→ **YOUR OBJECTIVE**:
Your answer should consist of each line below that includes the word "folder".

[Component data from apps and pages]
___
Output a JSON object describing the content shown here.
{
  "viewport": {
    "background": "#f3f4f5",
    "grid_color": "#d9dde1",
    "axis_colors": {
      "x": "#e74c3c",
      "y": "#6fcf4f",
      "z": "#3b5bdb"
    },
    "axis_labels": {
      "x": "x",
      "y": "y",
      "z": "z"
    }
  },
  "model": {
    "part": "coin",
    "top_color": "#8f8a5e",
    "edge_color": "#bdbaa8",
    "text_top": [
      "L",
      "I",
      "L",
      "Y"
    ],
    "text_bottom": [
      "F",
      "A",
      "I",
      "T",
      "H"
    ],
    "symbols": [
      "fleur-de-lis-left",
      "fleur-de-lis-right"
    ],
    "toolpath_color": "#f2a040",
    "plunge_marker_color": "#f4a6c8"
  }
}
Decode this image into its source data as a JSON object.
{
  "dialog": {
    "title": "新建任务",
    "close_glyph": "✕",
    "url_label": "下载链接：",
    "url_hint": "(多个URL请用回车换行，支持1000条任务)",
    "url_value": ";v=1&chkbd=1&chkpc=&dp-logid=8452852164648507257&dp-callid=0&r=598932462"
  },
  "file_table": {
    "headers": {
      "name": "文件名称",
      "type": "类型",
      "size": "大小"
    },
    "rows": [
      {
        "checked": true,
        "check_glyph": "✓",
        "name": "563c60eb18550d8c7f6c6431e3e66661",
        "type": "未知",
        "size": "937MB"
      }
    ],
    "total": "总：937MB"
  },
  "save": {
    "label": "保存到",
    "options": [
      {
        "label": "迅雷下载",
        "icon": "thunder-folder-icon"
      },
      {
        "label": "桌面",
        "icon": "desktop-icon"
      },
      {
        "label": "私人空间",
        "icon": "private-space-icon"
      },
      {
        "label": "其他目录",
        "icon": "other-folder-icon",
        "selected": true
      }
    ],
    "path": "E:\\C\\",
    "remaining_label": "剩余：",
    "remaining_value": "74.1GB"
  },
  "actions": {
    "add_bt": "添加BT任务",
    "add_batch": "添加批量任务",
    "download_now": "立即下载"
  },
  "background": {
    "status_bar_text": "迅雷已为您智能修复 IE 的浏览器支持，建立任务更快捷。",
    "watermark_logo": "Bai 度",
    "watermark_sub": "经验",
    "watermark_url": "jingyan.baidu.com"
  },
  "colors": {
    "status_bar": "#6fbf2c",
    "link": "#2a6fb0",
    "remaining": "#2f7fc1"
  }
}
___
→ **RESPONSE BELOW**:
        "icon": "thunder-folder-icon"
        "icon": "other-folder-icon",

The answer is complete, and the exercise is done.